Here’s a question that I get asked a lot. “What should I use when bottling my mead, a cork or a crown cap?” These days you can find mead with all types of closures – crown caps, corks, and even swing caps (a favorite of superstition meadery). The question of what to use isn’t one with a simple answer. So when deciding on what is right for your mead, here are a few things to consider:
The bottle you choose says a lot about what is inside. Once you decide on the type of bottle you want to use, the choice of closure is easy. If you are bottling your mead in a wine bottle, you need to go with a cork. If you want to use the 12oz or 22 oz Beer Bottles, go with the crown cap. You can even use a crown on American style champagne bottles.
The biggest consideration when choosing your bottle type and therefore the closure is perception. Usually the type of mead dictates what type of bottle you should choose – for a more drinkable, session mead i would opt for a 12oz bottle. People are also expecting that “pssst” noise that comes from releasing a crown cap off a beer bottle, so its good to have some carbonation if you’re planning on using a crown cap. I wouldn’t bottle a still mead in a 12oz beer bottle. If people don’t hear that CO2 escaping, they might think something is wrong with the contents.
I love this example of a common beer bottle, crown cap perception:
On the flip side, there is an associated perception with a corked bottle. Their is a ritual associated with opening a corked wine bottle – one that bring to mind romance (far removed from the above video). The elegant, high-class association with the cork and wine bottle come from opening of expensive wines (though the argument can be made for screw caps for expensive win as well). There’s the pop the aroma, the swirling – a ritual much better suited for still meads with higher alcohol contents that are aged for longer. Which brings us to the next item…
Duration of Storage
Mead usually tastes better the longer you store it. I even like hiding some of my good meads within my collection so i forget about them and find it months or years later – otherwise, it’ll be consumed too quickly. If you are making a short mead (also known as quick mead, or session mead) that usually has a lower abv and is meant to mature quickly so you’re not going to want to age it that long. Therefore a crown cap works great.Standard crown caps should not be used for extended storage, though quality Oxygen Barrier Caps do just fine.
Otherwise, mead with higher alcohol content should be aged longer to alow it to mellow out. This type of mead would improve with a year or more of storage. A corked bottle is best for mead meant to age – make sure to use a high quality cork though! Dip it in Bottle Sealing Wax for an added barrier and style.

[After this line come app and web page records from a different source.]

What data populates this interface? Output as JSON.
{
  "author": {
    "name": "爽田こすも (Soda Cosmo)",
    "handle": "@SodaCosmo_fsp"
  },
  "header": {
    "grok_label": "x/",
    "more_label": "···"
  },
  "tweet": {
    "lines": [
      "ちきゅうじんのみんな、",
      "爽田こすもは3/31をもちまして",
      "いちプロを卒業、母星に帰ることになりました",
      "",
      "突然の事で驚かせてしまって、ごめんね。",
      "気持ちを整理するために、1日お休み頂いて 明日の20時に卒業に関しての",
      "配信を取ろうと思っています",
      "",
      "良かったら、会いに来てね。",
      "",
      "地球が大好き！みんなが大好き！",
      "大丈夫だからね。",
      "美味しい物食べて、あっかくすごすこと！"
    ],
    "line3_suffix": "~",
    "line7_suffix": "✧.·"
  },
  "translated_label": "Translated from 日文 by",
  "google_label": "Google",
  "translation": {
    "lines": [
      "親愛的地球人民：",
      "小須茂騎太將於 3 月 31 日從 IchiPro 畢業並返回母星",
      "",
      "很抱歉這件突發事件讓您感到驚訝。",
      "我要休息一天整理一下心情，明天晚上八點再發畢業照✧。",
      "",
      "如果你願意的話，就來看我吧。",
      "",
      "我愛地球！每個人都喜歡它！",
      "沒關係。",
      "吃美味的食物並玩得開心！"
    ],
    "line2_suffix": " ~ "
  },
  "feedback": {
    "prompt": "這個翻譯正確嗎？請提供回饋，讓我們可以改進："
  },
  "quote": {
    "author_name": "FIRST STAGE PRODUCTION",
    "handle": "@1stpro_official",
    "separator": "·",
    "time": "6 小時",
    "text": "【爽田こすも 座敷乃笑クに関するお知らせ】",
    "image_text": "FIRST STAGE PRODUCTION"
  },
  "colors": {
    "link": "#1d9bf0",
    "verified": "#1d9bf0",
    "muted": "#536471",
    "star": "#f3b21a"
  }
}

This is something every mead maker tends to think about – whether your brewing at home or commercially. The cost of corks is significantly more than crown caps. This is especially true of the high quality corks (which i don’t recommend using cheap ones). This difference is somewhat negligible if you make mead ever so often, but it adds up if you’re making a lot – especially for commercial meaderies.
Other Considerations For Closing Bottles
The Swing-top bottle made popular by Grolsch Beer is a cool and easy way to seal your mead. The closure is connected to the bottle, always ready for opening and closing. Make sure the gaskets, the red rubber rings, are well sanitized. The gaskets also deteriorate over time, so if you’re reusing the bottles over and over, its important to get swingtop bottle replacement washers. Swingtops can be good for short term storage, but i wouldn’t use them of long term aging. The bottles tend to be expensive up front, but they can be used over and over (if you don’t end up giving them away). They elevate the bottle a bit, so if perception is something you care about – this would be right up there. You can get 12 Swingtop Clear 16oz Bottles on Amazon for $35.
The ZORK is a new corking option that has been recently developed. Its a peel and reseal closure that is a nice modern solution as a wine bottle closure. It allows the bottle to be easily opened without a cork screw yet it contains a cork. The cork portion can be used to easily reseal the bottle after opening – much easier than a regular cork. I havn’t personally used it, but it seems to stand up to the other options. As expected, the price is significantly higher than the regular cork and it hasn’t been around long enough to gauge the perception – i’m interested to see how it does in the marketplace.
You can get a 30 pack of Zorks on Amazon for $20 – try them out, let me know what you think.